Directions — From the first line to the last, print the data exactly as it appears.

Material to process —
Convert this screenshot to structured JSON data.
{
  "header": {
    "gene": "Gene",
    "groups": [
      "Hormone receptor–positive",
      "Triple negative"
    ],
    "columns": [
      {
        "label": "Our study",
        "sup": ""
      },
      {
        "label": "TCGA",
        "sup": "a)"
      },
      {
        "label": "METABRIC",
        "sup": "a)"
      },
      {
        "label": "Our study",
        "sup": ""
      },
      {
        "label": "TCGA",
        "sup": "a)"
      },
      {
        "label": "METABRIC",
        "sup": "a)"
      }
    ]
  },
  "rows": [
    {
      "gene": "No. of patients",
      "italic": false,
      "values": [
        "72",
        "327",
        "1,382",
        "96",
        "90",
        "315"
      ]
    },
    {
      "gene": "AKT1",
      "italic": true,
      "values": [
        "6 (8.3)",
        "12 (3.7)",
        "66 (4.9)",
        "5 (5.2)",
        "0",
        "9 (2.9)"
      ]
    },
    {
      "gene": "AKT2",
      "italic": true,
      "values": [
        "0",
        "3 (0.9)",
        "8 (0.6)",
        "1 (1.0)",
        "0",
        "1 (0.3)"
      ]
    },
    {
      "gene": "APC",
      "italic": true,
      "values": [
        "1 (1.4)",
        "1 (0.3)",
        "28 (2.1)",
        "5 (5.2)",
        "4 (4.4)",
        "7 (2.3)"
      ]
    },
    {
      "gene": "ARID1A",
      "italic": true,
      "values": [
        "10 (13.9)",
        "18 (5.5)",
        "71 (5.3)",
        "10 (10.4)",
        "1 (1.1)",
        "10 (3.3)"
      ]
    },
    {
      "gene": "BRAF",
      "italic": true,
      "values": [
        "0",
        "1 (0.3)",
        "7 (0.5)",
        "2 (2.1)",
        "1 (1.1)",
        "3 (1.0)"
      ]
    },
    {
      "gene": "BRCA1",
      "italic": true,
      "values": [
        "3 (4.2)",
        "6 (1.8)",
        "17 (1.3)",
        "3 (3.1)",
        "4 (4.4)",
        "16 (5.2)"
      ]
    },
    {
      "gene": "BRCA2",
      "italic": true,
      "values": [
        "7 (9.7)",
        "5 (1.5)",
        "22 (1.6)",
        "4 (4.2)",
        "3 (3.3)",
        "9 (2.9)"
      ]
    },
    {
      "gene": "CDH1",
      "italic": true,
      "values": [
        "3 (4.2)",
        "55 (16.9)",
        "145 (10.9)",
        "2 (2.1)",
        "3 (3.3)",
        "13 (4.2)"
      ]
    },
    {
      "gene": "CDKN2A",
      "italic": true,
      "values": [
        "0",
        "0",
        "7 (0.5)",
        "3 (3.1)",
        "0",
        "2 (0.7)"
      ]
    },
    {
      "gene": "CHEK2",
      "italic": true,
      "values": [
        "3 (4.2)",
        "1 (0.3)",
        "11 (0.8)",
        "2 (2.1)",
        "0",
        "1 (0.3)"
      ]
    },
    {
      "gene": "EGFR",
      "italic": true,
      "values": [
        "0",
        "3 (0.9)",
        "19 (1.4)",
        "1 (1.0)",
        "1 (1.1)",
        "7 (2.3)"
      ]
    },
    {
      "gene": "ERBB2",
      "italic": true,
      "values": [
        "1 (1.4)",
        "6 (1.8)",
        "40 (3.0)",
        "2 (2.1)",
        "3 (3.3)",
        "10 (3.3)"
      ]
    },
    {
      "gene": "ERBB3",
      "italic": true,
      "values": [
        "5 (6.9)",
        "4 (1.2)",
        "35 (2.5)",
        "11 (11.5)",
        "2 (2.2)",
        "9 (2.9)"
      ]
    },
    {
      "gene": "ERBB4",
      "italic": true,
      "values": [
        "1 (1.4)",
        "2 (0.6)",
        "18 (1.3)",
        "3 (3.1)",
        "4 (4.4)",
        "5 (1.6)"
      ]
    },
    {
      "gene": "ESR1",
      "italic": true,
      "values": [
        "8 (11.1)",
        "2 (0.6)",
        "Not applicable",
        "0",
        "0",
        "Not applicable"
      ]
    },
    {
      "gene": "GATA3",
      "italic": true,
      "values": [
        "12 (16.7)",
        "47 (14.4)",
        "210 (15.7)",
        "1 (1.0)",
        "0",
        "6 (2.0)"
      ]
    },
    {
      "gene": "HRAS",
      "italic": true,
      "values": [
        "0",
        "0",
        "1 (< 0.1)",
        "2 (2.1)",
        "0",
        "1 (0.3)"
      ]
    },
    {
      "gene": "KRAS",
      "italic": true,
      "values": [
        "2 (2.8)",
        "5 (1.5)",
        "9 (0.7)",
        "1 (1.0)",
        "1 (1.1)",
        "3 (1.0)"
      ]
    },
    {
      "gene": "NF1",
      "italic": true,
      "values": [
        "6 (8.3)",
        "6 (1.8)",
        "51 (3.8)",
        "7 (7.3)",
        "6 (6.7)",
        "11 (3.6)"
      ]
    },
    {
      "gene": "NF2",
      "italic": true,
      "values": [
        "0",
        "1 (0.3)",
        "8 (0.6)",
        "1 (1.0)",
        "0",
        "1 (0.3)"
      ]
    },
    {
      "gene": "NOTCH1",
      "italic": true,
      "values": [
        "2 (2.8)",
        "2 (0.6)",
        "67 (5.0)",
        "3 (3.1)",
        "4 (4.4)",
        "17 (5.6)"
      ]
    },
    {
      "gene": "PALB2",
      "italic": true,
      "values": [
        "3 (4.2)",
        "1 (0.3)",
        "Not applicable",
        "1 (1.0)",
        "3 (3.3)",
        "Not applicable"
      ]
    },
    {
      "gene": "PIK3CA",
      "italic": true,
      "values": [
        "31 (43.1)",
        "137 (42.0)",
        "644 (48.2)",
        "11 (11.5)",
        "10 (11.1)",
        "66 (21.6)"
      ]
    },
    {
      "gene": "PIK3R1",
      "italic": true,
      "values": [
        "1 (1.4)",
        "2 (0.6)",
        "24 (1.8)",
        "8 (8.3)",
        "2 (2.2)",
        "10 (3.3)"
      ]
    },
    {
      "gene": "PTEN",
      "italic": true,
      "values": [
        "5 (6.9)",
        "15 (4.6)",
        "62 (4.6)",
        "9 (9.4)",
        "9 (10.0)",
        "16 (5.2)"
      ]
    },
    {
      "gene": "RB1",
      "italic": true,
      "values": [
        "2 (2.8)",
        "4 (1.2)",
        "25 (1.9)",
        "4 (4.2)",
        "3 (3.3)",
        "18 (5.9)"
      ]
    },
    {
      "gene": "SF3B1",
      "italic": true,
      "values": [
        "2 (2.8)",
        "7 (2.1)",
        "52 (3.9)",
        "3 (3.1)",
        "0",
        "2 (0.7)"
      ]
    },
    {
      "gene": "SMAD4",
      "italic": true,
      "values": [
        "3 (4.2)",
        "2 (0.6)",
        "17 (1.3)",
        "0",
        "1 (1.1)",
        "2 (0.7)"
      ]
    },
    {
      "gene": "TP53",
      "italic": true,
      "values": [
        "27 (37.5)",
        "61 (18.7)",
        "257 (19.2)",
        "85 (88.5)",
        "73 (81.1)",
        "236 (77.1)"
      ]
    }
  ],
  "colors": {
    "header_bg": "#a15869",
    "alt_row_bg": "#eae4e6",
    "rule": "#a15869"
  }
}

Solution for this problem —
Convert this screenshot to structured JSON data.
{
  "header": {
    "gene": "Gene",
    "groups": [
      "Hormone receptor–positive",
      "Triple negative"
    ],
    "columns": [
      {
        "label": "Our study",
        "sup": ""
      },
      {
        "label": "TCGA",
        "sup": "a)"
      },
      {
        "label": "METABRIC",
        "sup": "a)"
      },
      {
        "label": "Our study",
        "sup": ""
      },
      {
        "label": "TCGA",
        "sup": "a)"
      },
      {
        "label": "METABRIC",
        "sup": "a)"
      }
    ]
  },
  "rows": [
    {
      "gene": "No. of patients",
      "italic": false,
      "values": [
        "72",
        "327",
        "1,382",
        "96",
        "90",
        "315"
      ]
    },
    {
      "gene": "AKT1",
      "italic": true,
      "values": [
        "6 (8.3)",
        "12 (3.7)",
        "66 (4.9)",
        "5 (5.2)",
        "0",
        "9 (2.9)"
      ]
    },
    {
      "gene": "AKT2",
      "italic": true,
      "values": [
        "0",
        "3 (0.9)",
        "8 (0.6)",
        "1 (1.0)",
        "0",
        "1 (0.3)"
      ]
    },
    {
      "gene": "APC",
      "italic": true,
      "values": [
        "1 (1.4)",
        "1 (0.3)",
        "28 (2.1)",
        "5 (5.2)",
        "4 (4.4)",
        "7 (2.3)"
      ]
    },
    {
      "gene": "ARID1A",
      "italic": true,
      "values": [
        "10 (13.9)",
        "18 (5.5)",
        "71 (5.3)",
        "10 (10.4)",
        "1 (1.1)",
        "10 (3.3)"
      ]
    },
    {
      "gene": "BRAF",
      "italic": true,
      "values": [
        "0",
        "1 (0.3)",
        "7 (0.5)",
        "2 (2.1)",
        "1 (1.1)",
        "3 (1.0)"
      ]
    },
    {
      "gene": "BRCA1",
      "italic": true,
      "values": [
        "3 (4.2)",
        "6 (1.8)",
        "17 (1.3)",
        "3 (3.1)",
        "4 (4.4)",
        "16 (5.2)"
      ]
    },
    {
      "gene": "BRCA2",
      "italic": true,
      "values": [
        "7 (9.7)",
        "5 (1.5)",
        "22 (1.6)",
        "4 (4.2)",
        "3 (3.3)",
        "9 (2.9)"
      ]
    },
    {
      "gene": "CDH1",
      "italic": true,
      "values": [
        "3 (4.2)",
        "55 (16.9)",
        "145 (10.9)",
        "2 (2.1)",
        "3 (3.3)",
        "13 (4.2)"
      ]
    },
    {
      "gene": "CDKN2A",
      "italic": true,
      "values": [
        "0",
        "0",
        "7 (0.5)",
        "3 (3.1)",
        "0",
        "2 (0.7)"
      ]
    },
    {
      "gene": "CHEK2",
      "italic": true,
      "values": [
        "3 (4.2)",
        "1 (0.3)",
        "11 (0.8)",
        "2 (2.1)",
        "0",
        "1 (0.3)"
      ]
    },
    {
      "gene": "EGFR",
      "italic": true,
      "values": [
        "0",
        "3 (0.9)",
        "19 (1.4)",
        "1 (1.0)",
        "1 (1.1)",
        "7 (2.3)"
      ]
    },
    {
      "gene": "ERBB2",
      "italic": true,
      "values": [
        "1 (1.4)",
        "6 (1.8)",
        "40 (3.0)",
        "2 (2.1)",
        "3 (3.3)",
        "10 (3.3)"
      ]
    },
    {
      "gene": "ERBB3",
      "italic": true,
      "values": [
        "5 (6.9)",
        "4 (1.2)",
        "35 (2.5)",
        "11 (11.5)",
        "2 (2.2)",
        "9 (2.9)"
      ]
    },
    {
      "gene": "ERBB4",
      "italic": true,
      "values": [
        "1 (1.4)",
        "2 (0.6)",
        "18 (1.3)",
        "3 (3.1)",
        "4 (4.4)",
        "5 (1.6)"
      ]
    },
    {
      "gene": "ESR1",
      "italic": true,
      "values": [
        "8 (11.1)",
        "2 (0.6)",
        "Not applicable",
        "0",
        "0",
        "Not applicable"
      ]
    },
    {
      "gene": "GATA3",
      "italic": true,
      "values": [
        "12 (16.7)",
        "47 (14.4)",
        "210 (15.7)",
        "1 (1.0)",
        "0",
        "6 (2.0)"
      ]
    },
    {
      "gene": "HRAS",
      "italic": true,
      "values": [
        "0",
        "0",
        "1 (< 0.1)",
        "2 (2.1)",
        "0",
        "1 (0.3)"
      ]
    },
    {
      "gene": "KRAS",
      "italic": true,
      "values": [
        "2 (2.8)",
        "5 (1.5)",
        "9 (0.7)",
        "1 (1.0)",
        "1 (1.1)",
        "3 (1.0)"
      ]
    },
    {
      "gene": "NF1",
      "italic": true,
      "values": [
        "6 (8.3)",
        "6 (1.8)",
        "51 (3.8)",
        "7 (7.3)",
        "6 (6.7)",
        "11 (3.6)"
      ]
    },
    {
      "gene": "NF2",
      "italic": true,
      "values": [
        "0",
        "1 (0.3)",
        "8 (0.6)",
        "1 (1.0)",
        "0",
        "1 (0.3)"
      ]
    },
    {
      "gene": "NOTCH1",
      "italic": true,
      "values": [
        "2 (2.8)",
        "2 (0.6)",
        "67 (5.0)",
        "3 (3.1)",
        "4 (4.4)",
        "17 (5.6)"
      ]
    },
    {
      "gene": "PALB2",
      "italic": true,
      "values": [
        "3 (4.2)",
        "1 (0.3)",
        "Not applicable",
        "1 (1.0)",
        "3 (3.3)",
        "Not applicable"
      ]
    },
    {
      "gene": "PIK3CA",
      "italic": true,
      "values": [
        "31 (43.1)",
        "137 (42.0)",
        "644 (48.2)",
        "11 (11.5)",
        "10 (11.1)",
        "66 (21.6)"
      ]
    },
    {
      "gene": "PIK3R1",
      "italic": true,
      "values": [
        "1 (1.4)",
        "2 (0.6)",
        "24 (1.8)",
        "8 (8.3)",
        "2 (2.2)",
        "10 (3.3)"
      ]
    },
    {
      "gene": "PTEN",
      "italic": true,
      "values": [
        "5 (6.9)",
        "15 (4.6)",
        "62 (4.6)",
        "9 (9.4)",
        "9 (10.0)",
        "16 (5.2)"
      ]
    },
    {
      "gene": "RB1",
      "italic": true,
      "values": [
        "2 (2.8)",
        "4 (1.2)",
        "25 (1.9)",
        "4 (4.2)",
        "3 (3.3)",
        "18 (5.9)"
      ]
    },
    {
      "gene": "SF3B1",
      "italic": true,
      "values": [
        "2 (2.8)",
        "7 (2.1)",
        "52 (3.9)",
        "3 (3.1)",
        "0",
        "2 (0.7)"
      ]
    },
    {
      "gene": "SMAD4",
      "italic": true,
      "values": [
        "3 (4.2)",
        "2 (0.6)",
        "17 (1.3)",
        "0",
        "1 (1.1)",
        "2 (0.7)"
      ]
    },
    {
      "gene": "TP53",
      "italic": true,
      "values": [
        "27 (37.5)",
        "61 (18.7)",
        "257 (19.2)",
        "85 (88.5)",
        "73 (81.1)",
        "236 (77.1)"
      ]
    }
  ],
  "colors": {
    "header_bg": "#a15869",
    "alt_row_bg": "#eae4e6",
    "rule": "#a15869"
  }
}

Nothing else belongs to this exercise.